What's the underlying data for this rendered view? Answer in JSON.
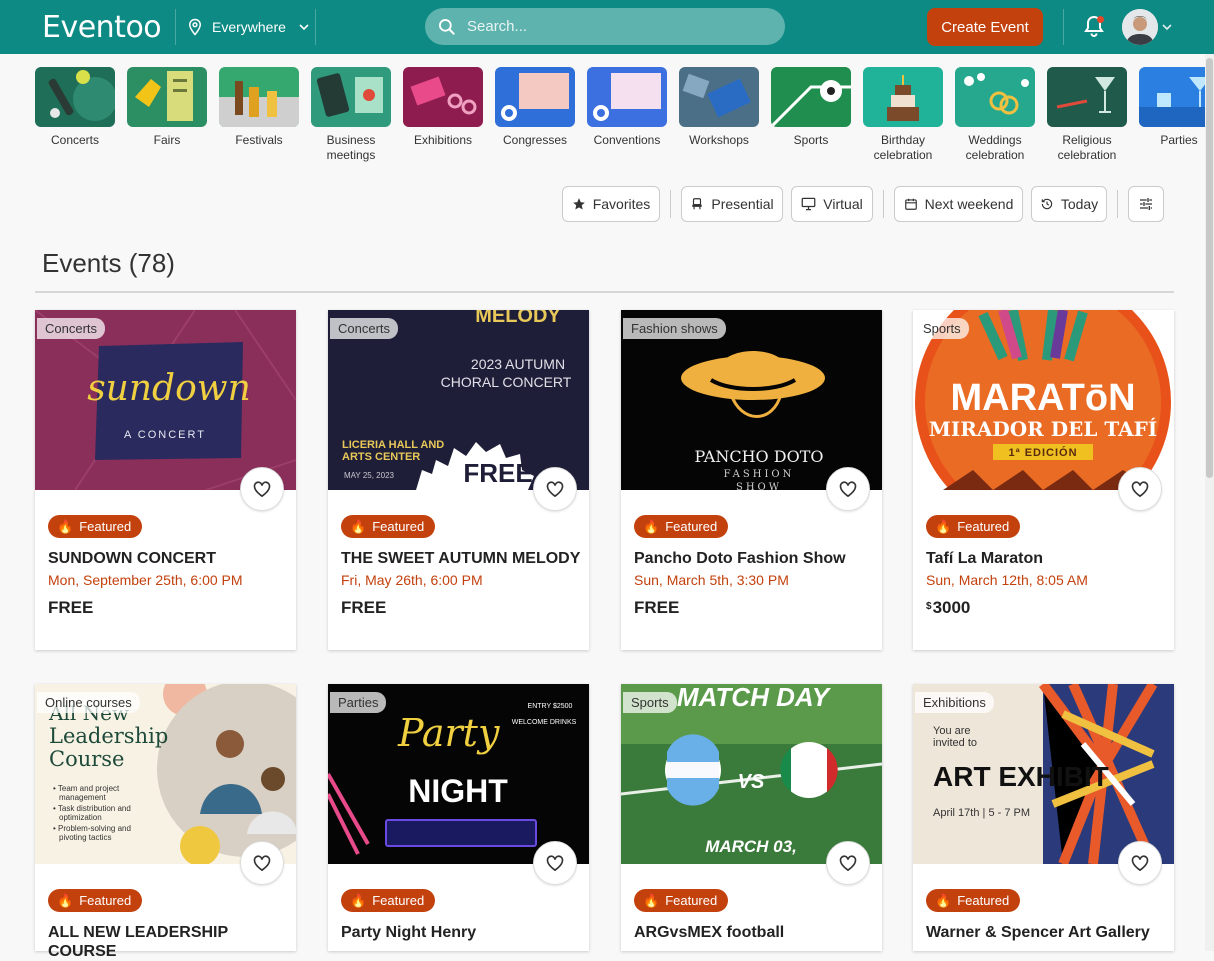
{
  "app": {
    "logo": "Eventoo"
  },
  "header": {
    "location": "Everywhere",
    "search_placeholder": "Search...",
    "create_label": "Create Event"
  },
  "categories": [
    {
      "label": "Concerts",
      "icon": "concert-icon"
    },
    {
      "label": "Fairs",
      "icon": "fair-icon"
    },
    {
      "label": "Festivals",
      "icon": "festival-icon"
    },
    {
      "label": "Business meetings",
      "icon": "business-icon"
    },
    {
      "label": "Exhibitions",
      "icon": "exhibition-icon"
    },
    {
      "label": "Congresses",
      "icon": "congress-icon"
    },
    {
      "label": "Conventions",
      "icon": "convention-icon"
    },
    {
      "label": "Workshops",
      "icon": "workshop-icon"
    },
    {
      "label": "Sports",
      "icon": "sports-icon"
    },
    {
      "label": "Birthday celebration",
      "icon": "birthday-icon"
    },
    {
      "label": "Weddings celebration",
      "icon": "wedding-icon"
    },
    {
      "label": "Religious celebration",
      "icon": "religious-icon"
    },
    {
      "label": "Parties",
      "icon": "parties-icon"
    }
  ],
  "filters": {
    "favorites": "Favorites",
    "presential": "Presential",
    "virtual": "Virtual",
    "next_weekend": "Next weekend",
    "today": "Today"
  },
  "events_heading": "Events (78)",
  "colors": {
    "brand": "#0e8a84",
    "accent": "#c3410d"
  },
  "events": [
    {
      "category": "Concerts",
      "badge": "Featured",
      "title": "SUNDOWN CONCERT",
      "date": "Mon, September 25th, 6:00 PM",
      "price": "FREE",
      "currency": "",
      "art": {
        "script": "sundown",
        "sub": "A CONCERT"
      }
    },
    {
      "category": "Concerts",
      "badge": "Featured",
      "title": "THE SWEET AUTUMN MELODY",
      "date": "Fri, May 26th, 6:00 PM",
      "price": "FREE",
      "currency": "",
      "art": {
        "top": "MELODY",
        "l1": "2023 AUTUMN",
        "l2": "CHORAL CONCERT",
        "venue1": "LICERIA HALL AND",
        "venue2": "ARTS CENTER",
        "small": "MAY 25, 2023",
        "free": "FREE"
      }
    },
    {
      "category": "Fashion shows",
      "badge": "Featured",
      "title": "Pancho Doto Fashion Show",
      "date": "Sun, March 5th, 3:30 PM",
      "price": "FREE",
      "currency": "",
      "art": {
        "name": "PANCHO DOTO",
        "sub": "FASHION",
        "sub2": "SHOW"
      }
    },
    {
      "category": "Sports",
      "badge": "Featured",
      "title": "Tafí La Maraton",
      "date": "Sun, March 12th, 8:05 AM",
      "price": "3000",
      "currency": "$",
      "art": {
        "l1": "MARATōN",
        "l2": "MIRADOR DEL TAFÍ",
        "ed": "1ª EDICIÓN"
      }
    },
    {
      "category": "Online courses",
      "badge": "Featured",
      "title": "ALL NEW LEADERSHIP COURSE",
      "date": "",
      "price": "",
      "currency": "",
      "art": {
        "l0": "All New",
        "l1": "Leadership",
        "l2": "Course",
        "b1": "• Team and project",
        "b1b": "management",
        "b2": "• Task distribution and",
        "b2b": "optimization",
        "b3": "• Problem-solving and",
        "b3b": "pivoting tactics"
      }
    },
    {
      "category": "Parties",
      "badge": "Featured",
      "title": "Party Night Henry",
      "date": "",
      "price": "",
      "currency": "",
      "art": {
        "script": "Party",
        "night": "NIGHT",
        "entry": "ENTRY $2500",
        "drinks": "WELCOME DRINKS"
      }
    },
    {
      "category": "Sports",
      "badge": "Featured",
      "title": "ARGvsMEX football",
      "date": "",
      "price": "",
      "currency": "",
      "art": {
        "top": "MATCH DAY",
        "vs": "VS",
        "bottom": "MARCH 03,"
      }
    },
    {
      "category": "Exhibitions",
      "badge": "Featured",
      "title": "Warner & Spencer Art Gallery",
      "date": "",
      "price": "",
      "currency": "",
      "art": {
        "l1": "You are",
        "l2": "invited to",
        "big": "ART EXHIBIT",
        "when": "April 17th | 5 - 7 PM"
      }
    }
  ]
}
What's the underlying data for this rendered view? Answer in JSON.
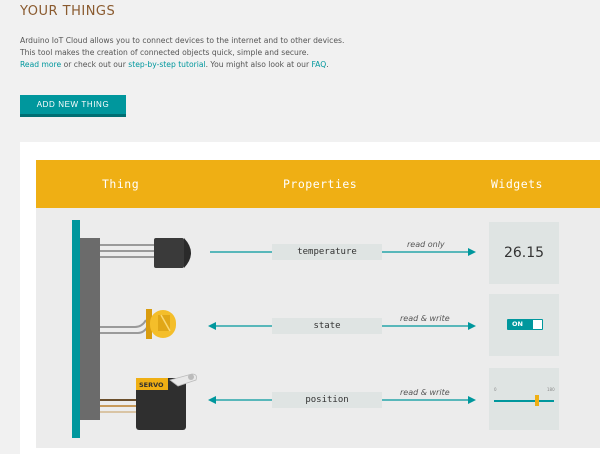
{
  "page": {
    "title": "YOUR THINGS",
    "intro_line1": "Arduino IoT Cloud allows you to connect devices to the internet and to other devices.",
    "intro_line2": "This tool makes the creation of connected objects quick, simple and secure.",
    "read_more": "Read more",
    "intro_mid": " or check out our ",
    "tutorial_link": "step-by-step tutorial",
    "intro_mid2": ". You might also look at our ",
    "faq_link": "FAQ",
    "intro_end": "."
  },
  "toolbar": {
    "add_label": "ADD NEW THING"
  },
  "diagram": {
    "headers": {
      "thing": "Thing",
      "properties": "Properties",
      "widgets": "Widgets"
    },
    "servo_label": "SERVO",
    "rows": [
      {
        "property": "temperature",
        "access": "read only",
        "widget": "value",
        "value": "26.15"
      },
      {
        "property": "state",
        "access": "read & write",
        "widget": "switch",
        "value": "ON"
      },
      {
        "property": "position",
        "access": "read & write",
        "widget": "slider",
        "min": "0",
        "max": "180",
        "level": 0.72
      }
    ]
  },
  "colors": {
    "teal": "#00979d",
    "yellow": "#efaf14",
    "board": "#6b6b6b"
  },
  "icons": [
    "thermometer-sensor-icon",
    "led-icon",
    "servo-motor-icon"
  ]
}
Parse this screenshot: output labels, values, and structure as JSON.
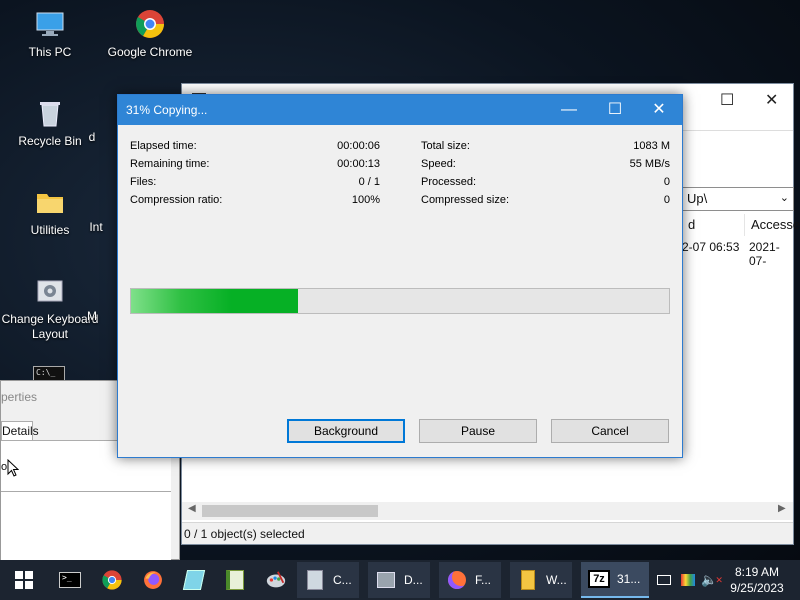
{
  "desktop": {
    "icons": [
      {
        "label": "This PC"
      },
      {
        "label": "Google Chrome"
      },
      {
        "label": "Recycle Bin"
      },
      {
        "label": "Utilities"
      },
      {
        "label": "Change Keyboard Layout"
      },
      {
        "label": "d"
      },
      {
        "label": "Int"
      },
      {
        "label": "M"
      }
    ]
  },
  "background_window": {
    "address": "Up\\",
    "columns": [
      "d",
      "Accesse"
    ],
    "row": {
      "modified": "2-07 06:53",
      "accessed": "2021-07-"
    },
    "status": "0 / 1 object(s) selected"
  },
  "properties_window": {
    "title": "perties",
    "tab": "Details",
    "partial_text": "op"
  },
  "dialog": {
    "title": "31% Copying...",
    "progress": 0.31,
    "left_stats": [
      {
        "label": "Elapsed time:",
        "value": "00:00:06"
      },
      {
        "label": "Remaining time:",
        "value": "00:00:13"
      },
      {
        "label": "Files:",
        "value": "0 / 1"
      },
      {
        "label": "Compression ratio:",
        "value": "100%"
      }
    ],
    "right_stats": [
      {
        "label": "Total size:",
        "value": "1083 M"
      },
      {
        "label": "Speed:",
        "value": "55 MB/s"
      },
      {
        "label": "Processed:",
        "value": "0"
      },
      {
        "label": "Compressed size:",
        "value": "0"
      }
    ],
    "buttons": {
      "background": "Background",
      "pause": "Pause",
      "cancel": "Cancel"
    }
  },
  "taskbar": {
    "apps": [
      {
        "label": "C..."
      },
      {
        "label": "D..."
      },
      {
        "label": "F..."
      },
      {
        "label": "W..."
      },
      {
        "label": "31..."
      }
    ],
    "clock": {
      "time": "8:19 AM",
      "date": "9/25/2023"
    }
  },
  "colors": {
    "accent": "#2f85d6",
    "progress": "#06b025",
    "taskbar": "#1c2430"
  }
}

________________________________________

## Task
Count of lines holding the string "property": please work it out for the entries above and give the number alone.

## Solution
3